Today I looked up the student evaluations from a class that I recently taught. Out of 21 students, 8 responded. And of those eight, one of them (who, mind you, earned an A- in the course) absolutely savaged me in her evaluation.
It’s disheartening, because the other students (the ones who bothered to complete the eval, that is) left really encouraging feedback. One said:
“He is a great, knowledgeable professor and really set the “tone” for SNHU for me! This is my first class at this university and I am extremely impressed and have recommended SNHU to many people. I hope that my professors to follow are just as great as this one was. Wish I could have him for all of my courses!”
“Professor England is an EXCELLENT instructor. He is fair and holds you to the rubric. I found myself working just that much harder and trying to get that better grade. He is available and willing to help you improve your skills no matter what level you are at. Now every time I write a sentence I stop and really look at it to make sure it is precise and concise. I really appreciated his “tough” grading-he made me a better writer, and I am still trying to improve! Thank You Professor England for all your help!”
“Dr. England has been an incredible instructor and hands down the best instructor I’ve had thus far. He demonstrates everything a professor should be and I have learned so much about this course and myself during these 8 weeks! He never gave up on me and pushed me to be my best self, especially when I wasn’t so confident in myself.”
I read these, and I feel good about the contribution that I made. I feel like I helped these students advance in their education, and that because of my influence, they’ve become better students and will be better working professionals.
And then I read the scathing feedback from the one student who resented being told that she needed to try again on the first major assignment, because she didn’t answer the assignment questions. I think of the hours I spent giving her detailed feedback, giving her additional chances to submit re-work without penalty, of the encouragement and guidance I provided… and it’s hard not to feel like I wasted my time.

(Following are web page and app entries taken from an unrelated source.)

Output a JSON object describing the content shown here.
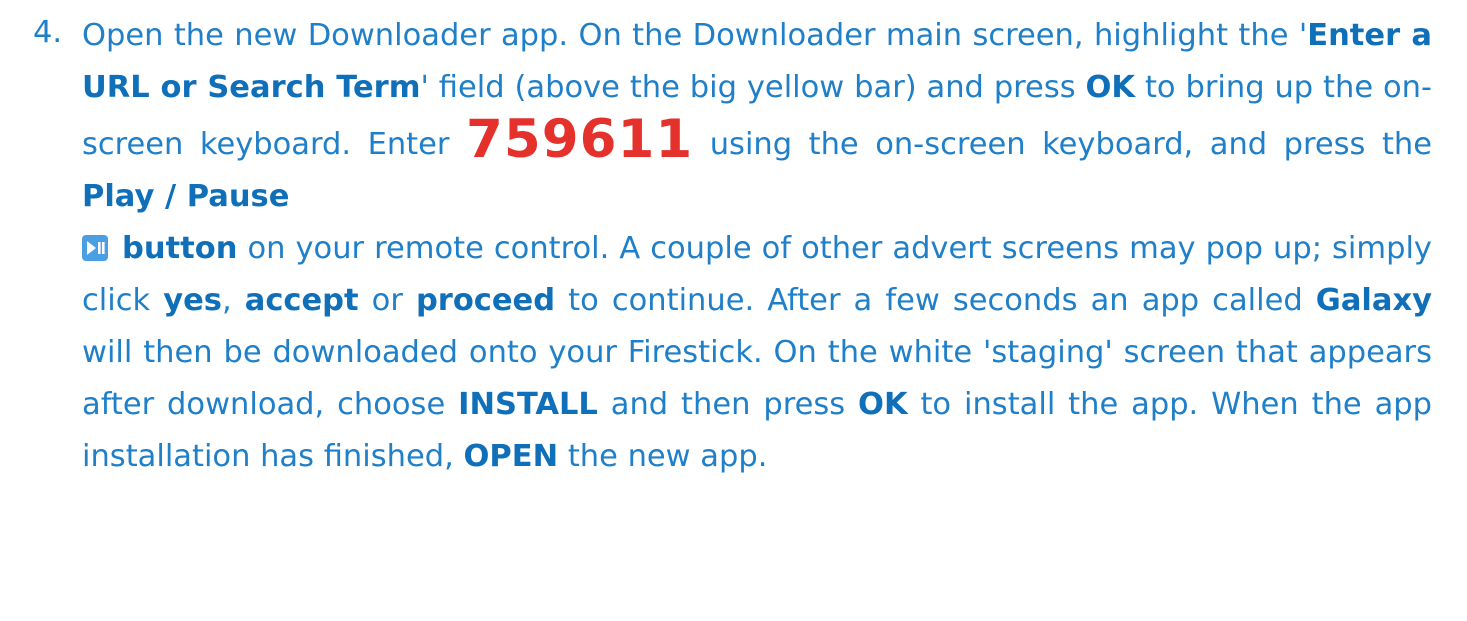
{
  "step": {
    "number": "4.",
    "t1": "Open the new Downloader app. On the Downloader main screen, highlight the '",
    "h1": "Enter a URL or Search Term",
    "t2": "' field (above the big yellow bar) and press ",
    "h2": "OK",
    "t3": " to bring up the on-screen keyboard. Enter ",
    "code": "759611",
    "t4": " using the on-screen keyboard, and press the ",
    "h3": "Play / Pause",
    "icon": "play-pause-icon",
    "h4": "button",
    "t5": " on your remote control. A couple of other advert screens may pop up; simply click ",
    "h5": "yes",
    "t6": ", ",
    "h6": "accept",
    "t7": " or ",
    "h7": "proceed",
    "t8": " to continue. After a few seconds an app called ",
    "h8": "Galaxy",
    "t9": " will then be downloaded onto your Firestick. On the white 'staging' screen that appears after download, choose ",
    "h9": "INSTALL",
    "t10": " and then press ",
    "h10": "OK",
    "t11": " to install the app. When the app installation has finished, ",
    "h11": "OPEN",
    "t12": " the new app."
  },
  "colors": {
    "text": "#1f7fc8",
    "highlight": "#0f6fb8",
    "code": "#e4312b",
    "icon_bg": "#4a9fe3"
  }
}
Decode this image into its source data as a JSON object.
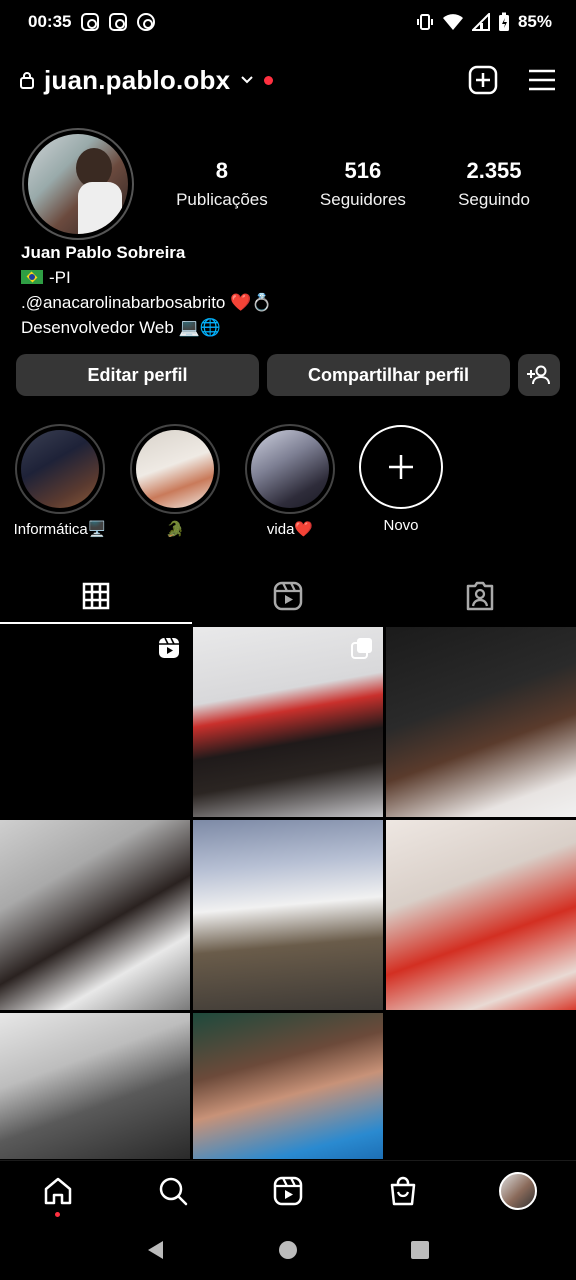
{
  "status_bar": {
    "time": "00:35",
    "battery": "85%"
  },
  "header": {
    "username": "juan.pablo.obx"
  },
  "profile": {
    "stats": [
      {
        "value": "8",
        "label": "Publicações"
      },
      {
        "value": "516",
        "label": "Seguidores"
      },
      {
        "value": "2.355",
        "label": "Seguindo"
      }
    ],
    "name": "Juan Pablo Sobreira",
    "bio_line1": "-PI",
    "bio_line2": ".@anacarolinabarbosabrito ❤️💍",
    "bio_line3": "Desenvolvedor Web 💻🌐"
  },
  "buttons": {
    "edit": "Editar perfil",
    "share": "Compartilhar perfil"
  },
  "highlights": [
    {
      "label": "Informática🖥️"
    },
    {
      "label": "🐊"
    },
    {
      "label": "vida❤️"
    },
    {
      "label": "Novo"
    }
  ],
  "colors": {
    "accent_red": "#ff3040",
    "button_bg": "#363636"
  }
}
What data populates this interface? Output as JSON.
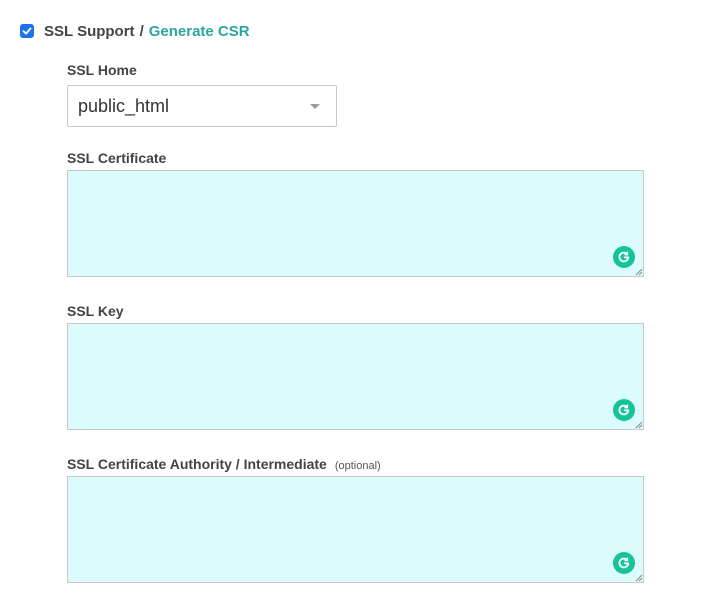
{
  "header": {
    "ssl_support_label": "SSL Support",
    "separator": "/",
    "generate_csr_label": "Generate CSR",
    "ssl_support_checked": true,
    "checkbox_color": "#1a73e8",
    "link_color": "#2ba5a1"
  },
  "ssl_home": {
    "label": "SSL Home",
    "selected_value": "public_html"
  },
  "ssl_certificate": {
    "label": "SSL Certificate",
    "value": "",
    "background_color": "#dcfbfd"
  },
  "ssl_key": {
    "label": "SSL Key",
    "value": "",
    "background_color": "#dcfbfd"
  },
  "ssl_ca": {
    "label": "SSL Certificate Authority / Intermediate",
    "optional_note": "(optional)",
    "value": "",
    "background_color": "#dcfbfd"
  },
  "icons": {
    "checkbox": "checkmark-icon",
    "dropdown": "caret-down-icon",
    "grammar": "grammarly-icon",
    "grammar_color": "#15c39a"
  }
}
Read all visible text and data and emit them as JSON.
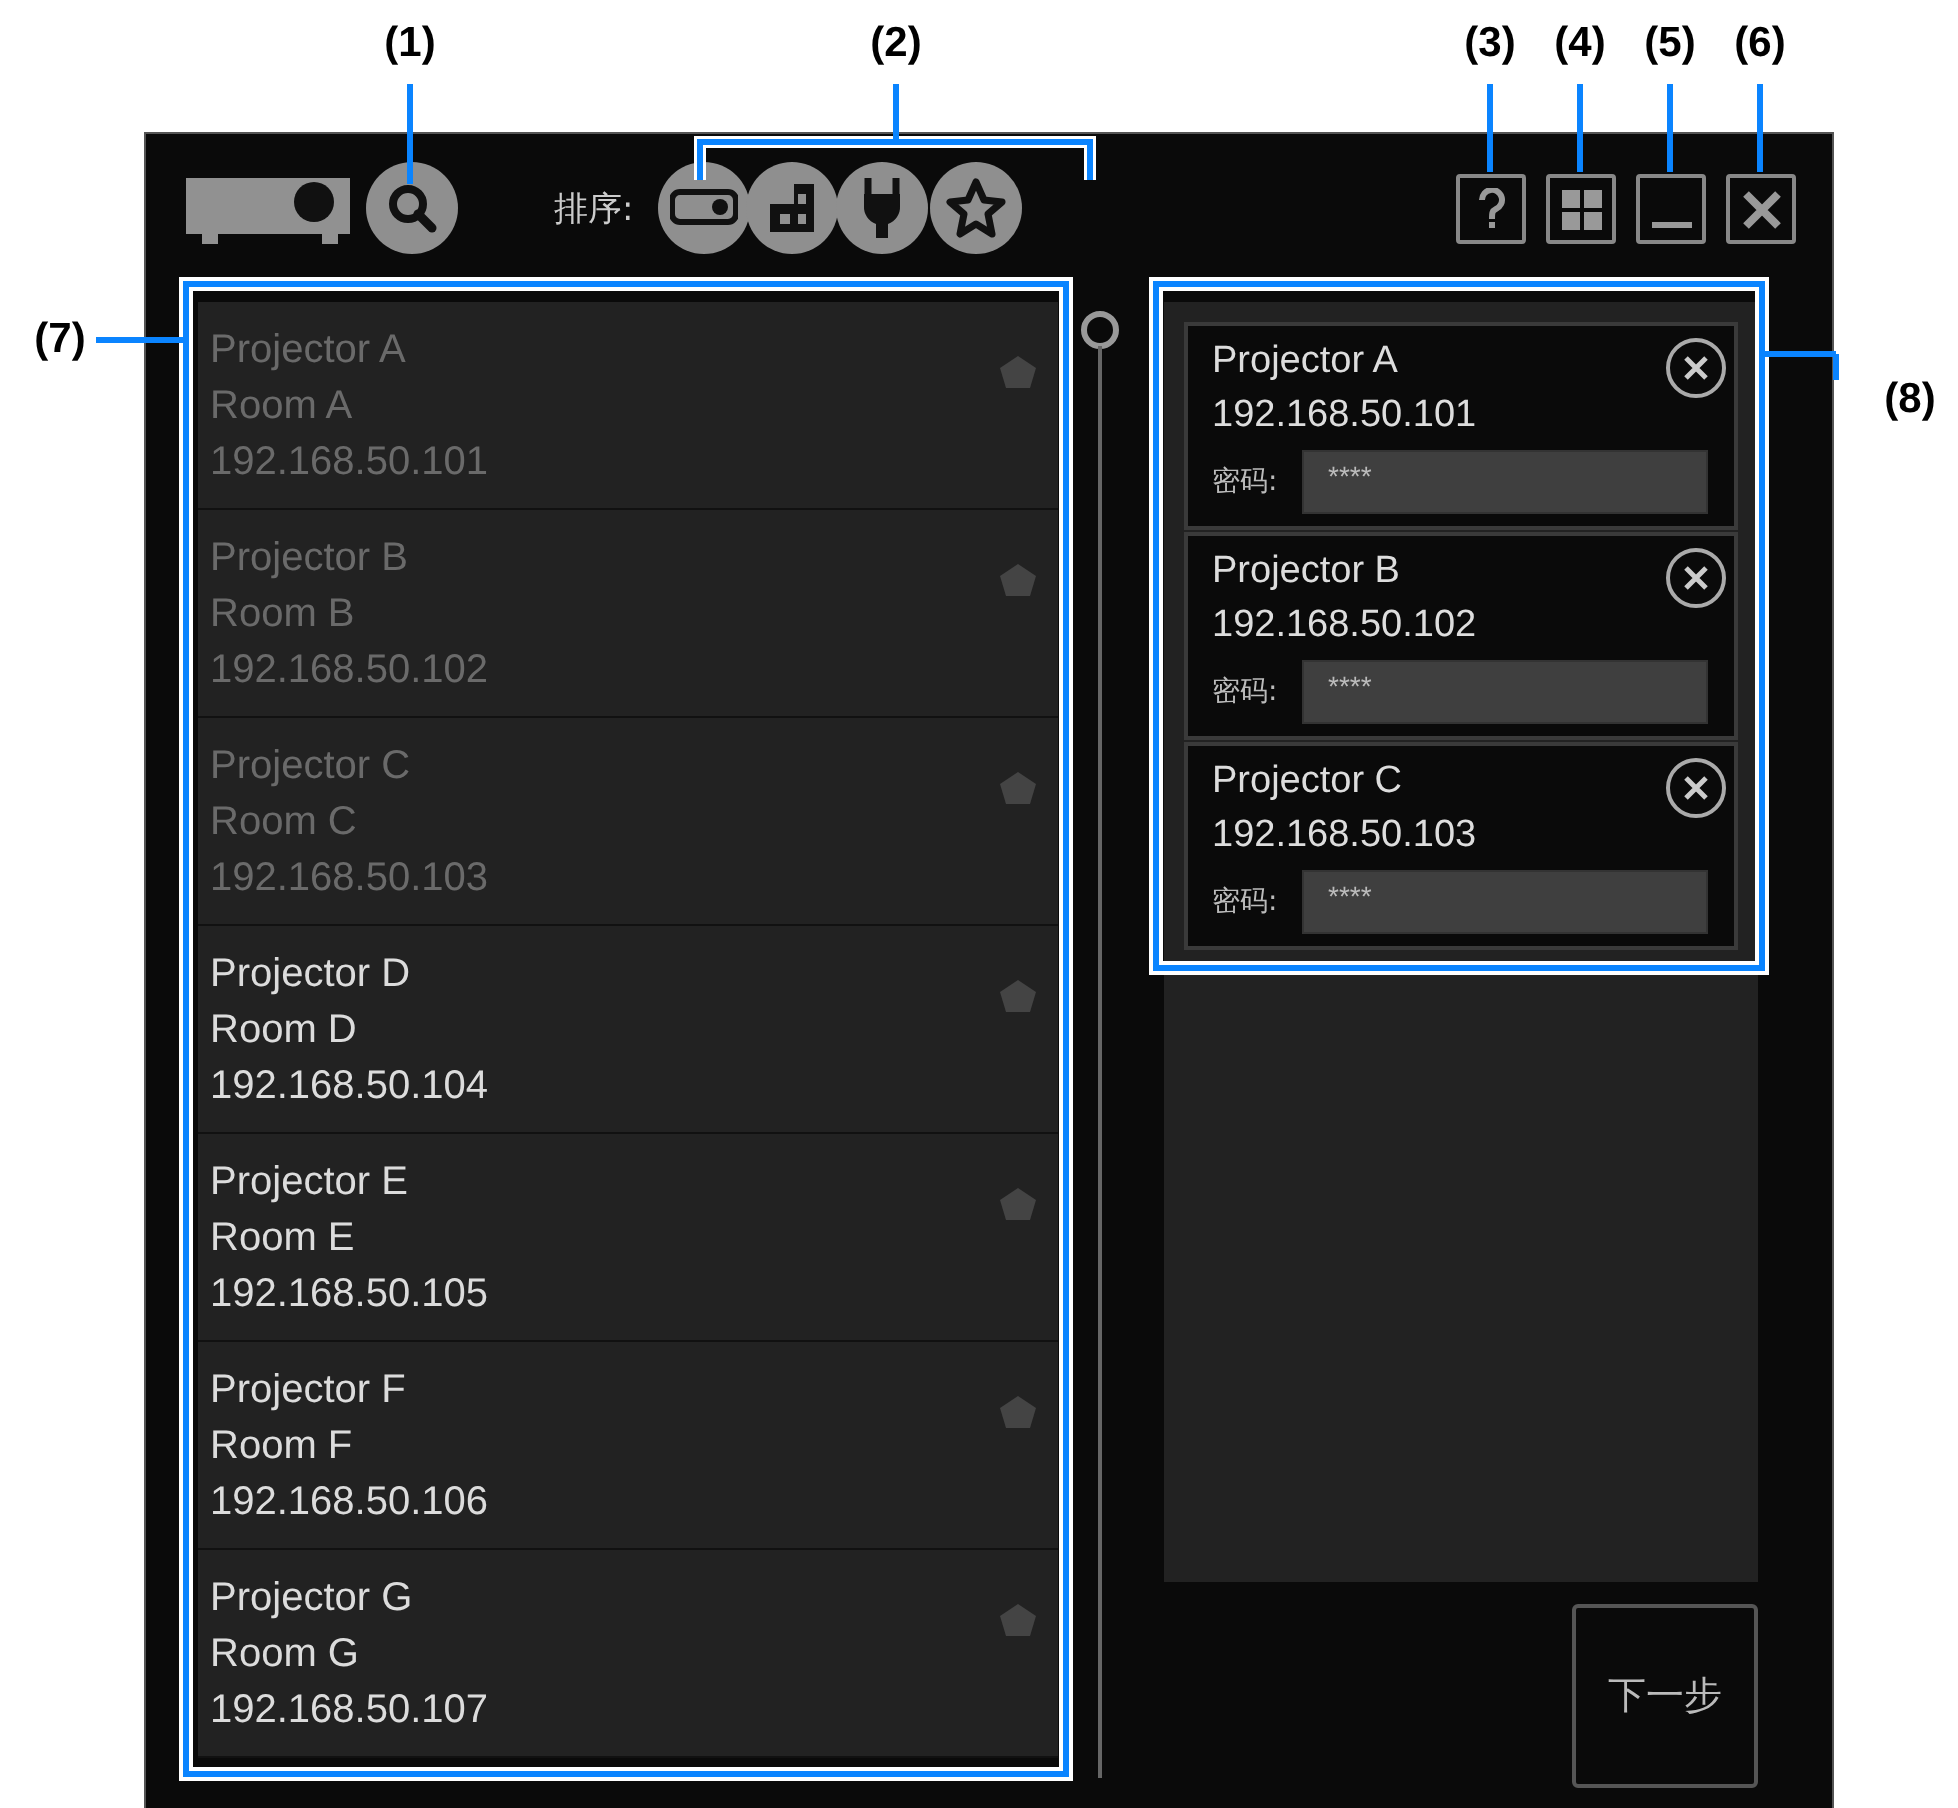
{
  "callouts": [
    {
      "label": "(1)"
    },
    {
      "label": "(2)"
    },
    {
      "label": "(3)"
    },
    {
      "label": "(4)"
    },
    {
      "label": "(5)"
    },
    {
      "label": "(6)"
    },
    {
      "label": "(7)"
    },
    {
      "label": "(8)"
    }
  ],
  "toolbar": {
    "sort_label": "排序:"
  },
  "projectors": [
    {
      "name": "Projector A",
      "room": "Room A",
      "ip": "192.168.50.101",
      "disabled": true
    },
    {
      "name": "Projector B",
      "room": "Room B",
      "ip": "192.168.50.102",
      "disabled": true
    },
    {
      "name": "Projector C",
      "room": "Room C",
      "ip": "192.168.50.103",
      "disabled": true
    },
    {
      "name": "Projector D",
      "room": "Room D",
      "ip": "192.168.50.104",
      "disabled": false
    },
    {
      "name": "Projector E",
      "room": "Room E",
      "ip": "192.168.50.105",
      "disabled": false
    },
    {
      "name": "Projector F",
      "room": "Room F",
      "ip": "192.168.50.106",
      "disabled": false
    },
    {
      "name": "Projector G",
      "room": "Room G",
      "ip": "192.168.50.107",
      "disabled": false
    }
  ],
  "selected": [
    {
      "name": "Projector A",
      "ip": "192.168.50.101",
      "password_label": "密码:",
      "password": "****"
    },
    {
      "name": "Projector B",
      "ip": "192.168.50.102",
      "password_label": "密码:",
      "password": "****"
    },
    {
      "name": "Projector C",
      "ip": "192.168.50.103",
      "password_label": "密码:",
      "password": "****"
    }
  ],
  "next_button": "下一步"
}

Those were hours that I could have spent working with other students, or heaven forbid, spending time with family and friends.
I know it’s silly, and that one disgruntled person’s opinion doesn’t make or break the impact that I have in the classroom. But as someone who’s on the job market for a full-time academic post, it’s so discouraging to now have my average evaluation score brought down dramatically because I got few responses, and just one of them was awful.
Friends in academia, any words of wisdom here?